Meanwhile, back in downtown Shanghai, we headed over to the river and promenade where one can watch the many small boats and ships as they pass by. As we approached the promenade, peddlers immediately began beseeching us to buy this or that, such as postcards and cheap flutes.  This is where being a NewYorker helped and we quickly brushed by them.  While leaning over the rail of the promenade and wondering to each other what the various buildings and towers were, a Chinese man came over with a big smile and asked us in fairly good English, “How-are-you-doing?”  We smiled and replied that we were fine and asked him, “How are you doing?”  He laughed and replied that he was, “How-are-you-doing!”  We chuckled at that and he engaged us in conversation and found out that he referred to himself as an “Artist in Paper.”  He told us about the various sights and explained that the large, futuristic tower across the river was the TV station and that this was representative of the “New Modern Shanghai.”

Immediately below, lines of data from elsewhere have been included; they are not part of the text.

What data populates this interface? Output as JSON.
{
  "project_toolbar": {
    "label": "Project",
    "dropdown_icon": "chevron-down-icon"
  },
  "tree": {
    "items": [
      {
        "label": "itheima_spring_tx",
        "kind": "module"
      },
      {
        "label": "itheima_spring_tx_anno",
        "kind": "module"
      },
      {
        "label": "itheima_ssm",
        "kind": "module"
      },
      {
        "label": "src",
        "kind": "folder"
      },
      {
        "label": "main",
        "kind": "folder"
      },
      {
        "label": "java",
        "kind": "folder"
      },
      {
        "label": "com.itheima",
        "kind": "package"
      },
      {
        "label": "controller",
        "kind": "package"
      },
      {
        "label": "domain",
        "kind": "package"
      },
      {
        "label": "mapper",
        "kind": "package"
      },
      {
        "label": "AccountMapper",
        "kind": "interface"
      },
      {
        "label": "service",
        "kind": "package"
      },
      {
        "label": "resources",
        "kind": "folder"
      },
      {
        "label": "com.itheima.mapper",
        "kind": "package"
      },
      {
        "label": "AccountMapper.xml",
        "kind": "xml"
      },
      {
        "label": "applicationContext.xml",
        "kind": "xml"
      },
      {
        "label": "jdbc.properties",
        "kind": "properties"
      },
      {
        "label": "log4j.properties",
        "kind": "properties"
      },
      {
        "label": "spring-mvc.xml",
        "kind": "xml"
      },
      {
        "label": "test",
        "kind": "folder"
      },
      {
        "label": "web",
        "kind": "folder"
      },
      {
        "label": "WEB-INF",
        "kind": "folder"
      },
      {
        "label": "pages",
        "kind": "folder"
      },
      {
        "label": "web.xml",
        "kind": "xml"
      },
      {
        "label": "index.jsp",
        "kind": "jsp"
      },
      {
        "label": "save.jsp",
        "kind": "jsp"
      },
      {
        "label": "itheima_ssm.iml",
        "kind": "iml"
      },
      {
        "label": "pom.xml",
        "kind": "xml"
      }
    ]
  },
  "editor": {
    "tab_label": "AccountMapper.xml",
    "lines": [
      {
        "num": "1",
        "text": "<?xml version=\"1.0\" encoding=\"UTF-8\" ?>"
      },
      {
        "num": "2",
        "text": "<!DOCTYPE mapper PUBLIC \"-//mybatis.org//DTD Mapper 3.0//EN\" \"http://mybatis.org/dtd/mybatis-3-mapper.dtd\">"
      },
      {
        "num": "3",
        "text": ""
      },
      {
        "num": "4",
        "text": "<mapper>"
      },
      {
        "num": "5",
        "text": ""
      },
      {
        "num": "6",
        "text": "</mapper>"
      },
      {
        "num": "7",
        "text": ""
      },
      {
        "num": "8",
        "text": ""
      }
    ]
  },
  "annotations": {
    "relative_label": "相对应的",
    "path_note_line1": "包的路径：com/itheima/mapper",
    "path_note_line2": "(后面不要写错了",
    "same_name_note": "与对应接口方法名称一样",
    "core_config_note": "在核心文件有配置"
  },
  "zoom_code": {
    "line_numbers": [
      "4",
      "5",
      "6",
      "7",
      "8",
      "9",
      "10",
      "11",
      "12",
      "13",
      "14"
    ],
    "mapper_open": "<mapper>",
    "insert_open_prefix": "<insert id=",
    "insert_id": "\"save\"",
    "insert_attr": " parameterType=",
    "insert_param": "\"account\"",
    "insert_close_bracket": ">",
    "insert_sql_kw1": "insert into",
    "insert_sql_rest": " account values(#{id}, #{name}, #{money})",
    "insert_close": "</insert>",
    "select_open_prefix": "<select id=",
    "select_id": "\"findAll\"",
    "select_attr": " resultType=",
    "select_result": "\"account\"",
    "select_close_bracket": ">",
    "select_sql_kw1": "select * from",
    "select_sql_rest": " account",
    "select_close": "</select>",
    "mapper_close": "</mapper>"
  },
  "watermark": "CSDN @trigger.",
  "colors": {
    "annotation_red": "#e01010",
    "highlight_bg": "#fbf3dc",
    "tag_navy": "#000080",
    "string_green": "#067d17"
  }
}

He was quite helpful and volunteered much “tourist” type of information as to where to go for cheap shopping, the location of the nearest ATM, etc.  Having my camera along, I figured this would be worth a picture or two, so I snapped one of Tania and our friend.  A few more pictures in various combinations of us and him were taken and the conversation drifted down a bit.

 

I was talking to Tania when out the corner of my eye, I noticed our friend had stepped back from us and was taking some paper and scissors out of his pocket.  Having been a fan of Dai Vernon (The Professor) since my childhood, I immediately realized that he was cutting my silhouette.  In his younger days, Vernon had made quite a good living doing the same on the boardwalk of Atlantic City.  The first thing I thought was, “Oh, how nice,” and then realized that our “friend” was going to be expecting some monetary compensation for his trouble even though he had started without asking us.

 

He cut both of our portraits and by the time he was finishing Tania’s, we had a nice little crowd around us.  I took out my wallet and in my best New York accent inquired, “OK, how much?”  When he saw a US $20.00 bill he immediately said he “would accept 20 dollars.”  I calmly explained to him that that was not going to happen and as we bargained over the price,  the crowd began closing in on us.  Being new with Yuan (Chinese money) and not wishing the ever curious crowd to see how much I had, I hurriedly gave him the equivalent of $12.00 for both the silhouettes and quickly left.  After a moment alone and figuring out how much I had given him, my sunny mood diminished somewhat.

 

Tania felt stronger about it than I did.  She gave me her half of the money and was a bit put out by it all.  I chalked it up to experience and that a trip to Shanghai was not complete without being “Shanghai-ed.”  So hey, for my 6 bucks I got my silhouette cut, received some shopping advice and found out where the ATM was; not the worst that could happen (I told myself).

 

Later, when I looked at the silhouette, I noticed that he had sported me with a crew cut and necktie, both of which I did not have, which I thought was funny.  As I laughed and put it away, I couldn’t help but think that The Professor was looking down on us, having been “Shanghai-ed,” and having a bit of a chuckle himself.

Tania with the "Artist in Paper"

Shanghai harbor

Shanghai-ed by Silhouette

 by

 Bobby Torkova

 

In April of 1997, I was scheduled to be one of 37 magicians from around the world to compete in the Shanghai International Magic Festival and Competition held in Shanghai, China.


The organizers had originally planned that I arrive the day before the competition which was not satisfactory to me. Between getting over jet-lag, finding my way around, getting used to the food and wanting to rehearse new material, I was going to need more time if I wanted to give a finished performance.  We agreed that I would arrive eight days before the competition was scheduled to take place.

 

Needless to say, that also gave me plenty of time to relax and do some sightseeing before I had to crack down and get to work.  The first fellow competitor I met was a woman from New Zealand, Tania Nordick.  Except for the organizers, we each didn’t know anyone else in the hotel so we thought it might be fun to do some sightseeing together.